- Opening Delimiter -
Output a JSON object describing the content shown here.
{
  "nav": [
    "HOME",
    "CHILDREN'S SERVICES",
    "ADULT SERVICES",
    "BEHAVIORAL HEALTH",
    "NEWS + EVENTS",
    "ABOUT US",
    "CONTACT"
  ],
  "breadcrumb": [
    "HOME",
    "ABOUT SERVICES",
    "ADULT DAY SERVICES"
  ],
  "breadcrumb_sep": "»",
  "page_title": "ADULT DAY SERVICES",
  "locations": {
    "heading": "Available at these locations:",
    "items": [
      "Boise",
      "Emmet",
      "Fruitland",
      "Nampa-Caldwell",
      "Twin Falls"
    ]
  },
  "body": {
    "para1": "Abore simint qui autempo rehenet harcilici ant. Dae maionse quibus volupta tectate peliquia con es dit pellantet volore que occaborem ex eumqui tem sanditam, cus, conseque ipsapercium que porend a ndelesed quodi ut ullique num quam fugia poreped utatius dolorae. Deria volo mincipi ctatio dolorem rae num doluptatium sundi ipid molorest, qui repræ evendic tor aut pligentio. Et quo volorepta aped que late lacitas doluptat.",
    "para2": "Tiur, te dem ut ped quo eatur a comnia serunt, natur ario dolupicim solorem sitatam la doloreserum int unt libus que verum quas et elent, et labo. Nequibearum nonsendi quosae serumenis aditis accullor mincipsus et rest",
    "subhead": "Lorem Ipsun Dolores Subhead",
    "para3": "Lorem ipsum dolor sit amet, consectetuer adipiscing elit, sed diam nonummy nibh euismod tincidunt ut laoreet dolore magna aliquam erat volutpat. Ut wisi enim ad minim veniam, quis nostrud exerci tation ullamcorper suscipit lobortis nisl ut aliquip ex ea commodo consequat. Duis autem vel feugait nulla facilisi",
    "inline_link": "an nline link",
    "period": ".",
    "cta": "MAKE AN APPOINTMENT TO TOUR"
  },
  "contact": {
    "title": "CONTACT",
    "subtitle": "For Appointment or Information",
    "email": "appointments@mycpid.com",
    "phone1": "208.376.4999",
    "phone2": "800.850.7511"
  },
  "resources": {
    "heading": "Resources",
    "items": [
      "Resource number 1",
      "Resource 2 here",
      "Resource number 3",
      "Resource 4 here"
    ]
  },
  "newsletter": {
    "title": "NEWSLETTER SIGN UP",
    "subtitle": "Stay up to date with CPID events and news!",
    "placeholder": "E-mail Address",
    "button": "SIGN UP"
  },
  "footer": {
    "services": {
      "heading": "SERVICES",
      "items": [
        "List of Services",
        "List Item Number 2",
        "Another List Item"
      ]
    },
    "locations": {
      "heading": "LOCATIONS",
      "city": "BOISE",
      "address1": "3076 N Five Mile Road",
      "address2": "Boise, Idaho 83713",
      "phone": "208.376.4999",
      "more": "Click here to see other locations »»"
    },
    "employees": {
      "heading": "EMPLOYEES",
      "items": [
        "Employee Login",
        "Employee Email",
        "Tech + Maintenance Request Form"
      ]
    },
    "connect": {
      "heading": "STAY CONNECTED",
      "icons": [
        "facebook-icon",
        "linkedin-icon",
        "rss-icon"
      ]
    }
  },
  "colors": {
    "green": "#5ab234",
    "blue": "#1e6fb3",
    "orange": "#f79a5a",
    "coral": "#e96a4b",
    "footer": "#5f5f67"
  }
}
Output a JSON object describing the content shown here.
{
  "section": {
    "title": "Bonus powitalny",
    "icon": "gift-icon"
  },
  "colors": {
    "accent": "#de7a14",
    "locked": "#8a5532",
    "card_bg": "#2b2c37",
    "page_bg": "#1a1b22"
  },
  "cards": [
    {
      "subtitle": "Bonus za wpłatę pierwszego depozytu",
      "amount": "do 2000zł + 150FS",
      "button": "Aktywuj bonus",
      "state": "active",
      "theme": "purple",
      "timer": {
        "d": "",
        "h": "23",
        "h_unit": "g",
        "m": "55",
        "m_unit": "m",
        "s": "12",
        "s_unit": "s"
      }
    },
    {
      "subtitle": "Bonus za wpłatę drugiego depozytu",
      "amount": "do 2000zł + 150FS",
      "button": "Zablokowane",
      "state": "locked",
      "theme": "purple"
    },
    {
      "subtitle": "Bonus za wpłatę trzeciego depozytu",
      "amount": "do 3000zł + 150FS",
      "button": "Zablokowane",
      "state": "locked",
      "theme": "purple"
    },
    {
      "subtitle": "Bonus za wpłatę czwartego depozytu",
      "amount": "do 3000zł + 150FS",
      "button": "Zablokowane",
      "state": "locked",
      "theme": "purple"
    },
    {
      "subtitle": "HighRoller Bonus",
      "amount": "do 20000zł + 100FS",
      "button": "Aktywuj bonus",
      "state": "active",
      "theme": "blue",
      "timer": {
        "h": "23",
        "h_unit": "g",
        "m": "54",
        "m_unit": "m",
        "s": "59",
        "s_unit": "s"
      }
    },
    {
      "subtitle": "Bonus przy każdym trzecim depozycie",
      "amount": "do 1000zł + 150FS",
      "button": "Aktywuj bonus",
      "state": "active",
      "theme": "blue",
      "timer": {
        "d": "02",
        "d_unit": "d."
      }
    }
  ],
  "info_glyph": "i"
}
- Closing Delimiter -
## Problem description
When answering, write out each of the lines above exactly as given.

## Expected answer
Output a JSON object describing the content shown here.
{
  "nav": [
    "HOME",
    "CHILDREN'S SERVICES",
    "ADULT SERVICES",
    "BEHAVIORAL HEALTH",
    "NEWS + EVENTS",
    "ABOUT US",
    "CONTACT"
  ],
  "breadcrumb": [
    "HOME",
    "ABOUT SERVICES",
    "ADULT DAY SERVICES"
  ],
  "breadcrumb_sep": "»",
  "page_title": "ADULT DAY SERVICES",
  "locations": {
    "heading": "Available at these locations:",
    "items": [
      "Boise",
      "Emmet",
      "Fruitland",
      "Nampa-Caldwell",
      "Twin Falls"
    ]
  },
  "body": {
    "para1": "Abore simint qui autempo rehenet harcilici ant. Dae maionse quibus volupta tectate peliquia con es dit pellantet volore que occaborem ex eumqui tem sanditam, cus, conseque ipsapercium que porend a ndelesed quodi ut ullique num quam fugia poreped utatius dolorae. Deria volo mincipi ctatio dolorem rae num doluptatium sundi ipid molorest, qui repræ evendic tor aut pligentio. Et quo volorepta aped que late lacitas doluptat.",
    "para2": "Tiur, te dem ut ped quo eatur a comnia serunt, natur ario dolupicim solorem sitatam la doloreserum int unt libus que verum quas et elent, et labo. Nequibearum nonsendi quosae serumenis aditis accullor mincipsus et rest",
    "subhead": "Lorem Ipsun Dolores Subhead",
    "para3": "Lorem ipsum dolor sit amet, consectetuer adipiscing elit, sed diam nonummy nibh euismod tincidunt ut laoreet dolore magna aliquam erat volutpat. Ut wisi enim ad minim veniam, quis nostrud exerci tation ullamcorper suscipit lobortis nisl ut aliquip ex ea commodo consequat. Duis autem vel feugait nulla facilisi",
    "inline_link": "an nline link",
    "period": ".",
    "cta": "MAKE AN APPOINTMENT TO TOUR"
  },
  "contact": {
    "title": "CONTACT",
    "subtitle": "For Appointment or Information",
    "email": "appointments@mycpid.com",
    "phone1": "208.376.4999",
    "phone2": "800.850.7511"
  },
  "resources": {
    "heading": "Resources",
    "items": [
      "Resource number 1",
      "Resource 2 here",
      "Resource number 3",
      "Resource 4 here"
    ]
  },
  "newsletter": {
    "title": "NEWSLETTER SIGN UP",
    "subtitle": "Stay up to date with CPID events and news!",
    "placeholder": "E-mail Address",
    "button": "SIGN UP"
  },
  "footer": {
    "services": {
      "heading": "SERVICES",
      "items": [
        "List of Services",
        "List Item Number 2",
        "Another List Item"
      ]
    },
    "locations": {
      "heading": "LOCATIONS",
      "city": "BOISE",
      "address1": "3076 N Five Mile Road",
      "address2": "Boise, Idaho 83713",
      "phone": "208.376.4999",
      "more": "Click here to see other locations »»"
    },
    "employees": {
      "heading": "EMPLOYEES",
      "items": [
        "Employee Login",
        "Employee Email",
        "Tech + Maintenance Request Form"
      ]
    },
    "connect": {
      "heading": "STAY CONNECTED",
      "icons": [
        "facebook-icon",
        "linkedin-icon",
        "rss-icon"
      ]
    }
  },
  "colors": {
    "green": "#5ab234",
    "blue": "#1e6fb3",
    "orange": "#f79a5a",
    "coral": "#e96a4b",
    "footer": "#5f5f67"
  }
}
Output a JSON object describing the content shown here.
{
  "section": {
    "title": "Bonus powitalny",
    "icon": "gift-icon"
  },
  "colors": {
    "accent": "#de7a14",
    "locked": "#8a5532",
    "card_bg": "#2b2c37",
    "page_bg": "#1a1b22"
  },
  "cards": [
    {
      "subtitle": "Bonus za wpłatę pierwszego depozytu",
      "amount": "do 2000zł + 150FS",
      "button": "Aktywuj bonus",
      "state": "active",
      "theme": "purple",
      "timer": {
        "d": "",
        "h": "23",
        "h_unit": "g",
        "m": "55",
        "m_unit": "m",
        "s": "12",
        "s_unit": "s"
      }
    },
    {
      "subtitle": "Bonus za wpłatę drugiego depozytu",
      "amount": "do 2000zł + 150FS",
      "button": "Zablokowane",
      "state": "locked",
      "theme": "purple"
    },
    {
      "subtitle": "Bonus za wpłatę trzeciego depozytu",
      "amount": "do 3000zł + 150FS",
      "button": "Zablokowane",
      "state": "locked",
      "theme": "purple"
    },
    {
      "subtitle": "Bonus za wpłatę czwartego depozytu",
      "amount": "do 3000zł + 150FS",
      "button": "Zablokowane",
      "state": "locked",
      "theme": "purple"
    },
    {
      "subtitle": "HighRoller Bonus",
      "amount": "do 20000zł + 100FS",
      "button": "Aktywuj bonus",
      "state": "active",
      "theme": "blue",
      "timer": {
        "h": "23",
        "h_unit": "g",
        "m": "54",
        "m_unit": "m",
        "s": "59",
        "s_unit": "s"
      }
    },
    {
      "subtitle": "Bonus przy każdym trzecim depozycie",
      "amount": "do 1000zł + 150FS",
      "button": "Aktywuj bonus",
      "state": "active",
      "theme": "blue",
      "timer": {
        "d": "02",
        "d_unit": "d."
      }
    }
  ],
  "info_glyph": "i"
}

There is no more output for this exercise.